So, too, is CBD, probably a first for a mainstream music fest in Minnesota. It’s available by the bottle, jar — or franchise if you’re ambitious enough.
You didn’t find CBD at the metro’s last major multiday music fest, River’s Edge, seven years ago when mega-promoter Live Nation presented the Dave Matthews Band and Tool at St. Paul’s Harriet Island.
The big question on Friday — the fest’s biggest night with Rock Hall of Famers Aerosmith in front of 16,000 people — was the weather. Skies were threatening all day, humidity was off the charts. Then things changed, kind of.
“It’s cool and it’s hot, and it’s cool and it’s hot,” said Aerosmith guitarist Joe Perry mid-set. “I don’t know what’s going on.”
Lauren MacLeash, general manager of the festival, knew what it meant: “I think we got lucky with the weather.”
Jerry Braam of Mankato is the CEO of TC Summer Jam. The founder of the Lakes Jam fest in Brainerd eight years ago, he hatched the idea for the new Shakopee fest with Chris Hawkey, KFAN Radio personality by day and country-and-rock singer by night, who performed Friday at TC Summer Jam.
Before Aerosmith came onstage, Hawkey, as fest emcee, had the unenviable task of asking fans from the general-admission section to calmly fill in empty VIP seats near the stage at the headliner’s request.

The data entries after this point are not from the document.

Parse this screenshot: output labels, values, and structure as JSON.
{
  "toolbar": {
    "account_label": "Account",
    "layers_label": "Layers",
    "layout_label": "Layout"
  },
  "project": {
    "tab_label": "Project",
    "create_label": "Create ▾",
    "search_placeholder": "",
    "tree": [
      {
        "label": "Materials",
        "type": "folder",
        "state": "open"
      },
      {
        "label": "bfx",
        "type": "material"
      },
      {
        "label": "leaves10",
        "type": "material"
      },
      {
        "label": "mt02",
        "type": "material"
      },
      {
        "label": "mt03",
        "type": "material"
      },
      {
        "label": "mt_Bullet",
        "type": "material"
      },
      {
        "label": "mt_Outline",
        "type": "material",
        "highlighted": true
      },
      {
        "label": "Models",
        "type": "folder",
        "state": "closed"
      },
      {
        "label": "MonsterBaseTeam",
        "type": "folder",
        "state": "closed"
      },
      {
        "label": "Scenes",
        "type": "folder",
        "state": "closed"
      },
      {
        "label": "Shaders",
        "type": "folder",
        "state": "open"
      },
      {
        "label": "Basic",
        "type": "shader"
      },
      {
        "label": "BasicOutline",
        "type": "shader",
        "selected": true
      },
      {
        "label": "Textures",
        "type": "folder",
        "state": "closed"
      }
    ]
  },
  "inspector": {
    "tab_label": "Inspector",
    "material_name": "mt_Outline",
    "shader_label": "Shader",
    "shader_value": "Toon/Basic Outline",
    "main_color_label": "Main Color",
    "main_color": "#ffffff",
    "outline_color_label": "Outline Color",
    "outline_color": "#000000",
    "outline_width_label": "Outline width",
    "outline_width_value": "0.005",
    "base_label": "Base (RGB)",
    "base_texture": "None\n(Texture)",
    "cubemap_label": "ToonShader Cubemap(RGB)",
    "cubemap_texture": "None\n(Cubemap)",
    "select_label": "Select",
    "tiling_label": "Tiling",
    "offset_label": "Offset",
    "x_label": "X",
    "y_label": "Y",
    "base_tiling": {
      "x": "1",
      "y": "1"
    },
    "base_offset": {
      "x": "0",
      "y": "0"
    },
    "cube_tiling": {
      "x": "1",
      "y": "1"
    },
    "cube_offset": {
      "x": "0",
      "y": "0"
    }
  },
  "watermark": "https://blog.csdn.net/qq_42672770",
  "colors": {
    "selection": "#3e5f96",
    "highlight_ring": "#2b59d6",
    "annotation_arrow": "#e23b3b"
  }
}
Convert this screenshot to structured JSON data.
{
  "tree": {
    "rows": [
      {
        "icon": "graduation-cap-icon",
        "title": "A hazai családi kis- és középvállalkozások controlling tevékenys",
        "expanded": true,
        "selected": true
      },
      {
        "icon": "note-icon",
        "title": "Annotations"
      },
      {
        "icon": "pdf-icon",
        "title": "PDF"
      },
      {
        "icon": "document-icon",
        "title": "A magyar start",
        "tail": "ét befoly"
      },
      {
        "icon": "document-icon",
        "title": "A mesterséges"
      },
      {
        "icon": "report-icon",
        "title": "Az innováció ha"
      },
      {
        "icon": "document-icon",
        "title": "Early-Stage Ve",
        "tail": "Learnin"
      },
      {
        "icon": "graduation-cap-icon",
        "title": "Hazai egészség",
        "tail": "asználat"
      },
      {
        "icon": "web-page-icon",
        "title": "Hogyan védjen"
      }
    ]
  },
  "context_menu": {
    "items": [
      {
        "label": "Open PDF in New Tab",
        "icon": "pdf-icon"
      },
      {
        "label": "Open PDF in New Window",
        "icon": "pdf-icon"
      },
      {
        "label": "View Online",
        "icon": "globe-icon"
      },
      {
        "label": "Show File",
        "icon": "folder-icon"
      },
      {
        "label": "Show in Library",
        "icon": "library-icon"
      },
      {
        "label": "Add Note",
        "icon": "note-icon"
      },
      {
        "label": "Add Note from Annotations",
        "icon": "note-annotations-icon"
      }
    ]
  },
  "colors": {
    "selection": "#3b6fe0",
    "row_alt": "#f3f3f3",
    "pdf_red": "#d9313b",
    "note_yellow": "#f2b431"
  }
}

Said MacLeash: “As a first-year fest, we have a learning curve. We’ll listen and learn.”
Stephanie Talatala of Maple Grove had seen Aerosmith 16 times previously. She had no complaints on Friday. “It was very fluid getting around here,” she said.
Canterbury’s infield is no stranger to daylong music events.
Most recently, from 2014-16, Trampled By Turtles, the bluegrassy band from Duluth, curated the hipster indie-rock Festival Palomino. Much more popular was Lilith Fair, the groundbreaking all-female festival that drew an average of 28,000 people for its three years — 1997-99 — at Canterbury, starring the Dixie Chicks and founder Sarah McLachlan.
Festivals in Canterbury’s infield were pioneered by radio stations in the then-Clear Channel chain (now iHeart Radio) from 1998-2003. Country superstar McGraw, who headlines TC Summer Jam on Saturday with Miami party starter Pitbull, played one of those country-themed gigs during pouring rain.
But there was no genre-blending back then.
This weekend at Canterbury, there have been a few glitches typical of a first-year event. The giant video screen at the back of the stage wasn’t functioning consistently on Thursday or Friday.
A week before TC Summer Jam commenced, promoters slashed daily general admission ticket prices from $149 to $99.
“The price for general admission is way too steep,” said Taylor Lehr of Minneapolis, who won free tickets at Mall of America. “I think it should be $50 to $60 a day. I do like that the parking is free, and it wasn’t chaotic at all.”
Added his friend Chelsea Wood of St. Louis Park: “I give them props for pulling it off for the first year.”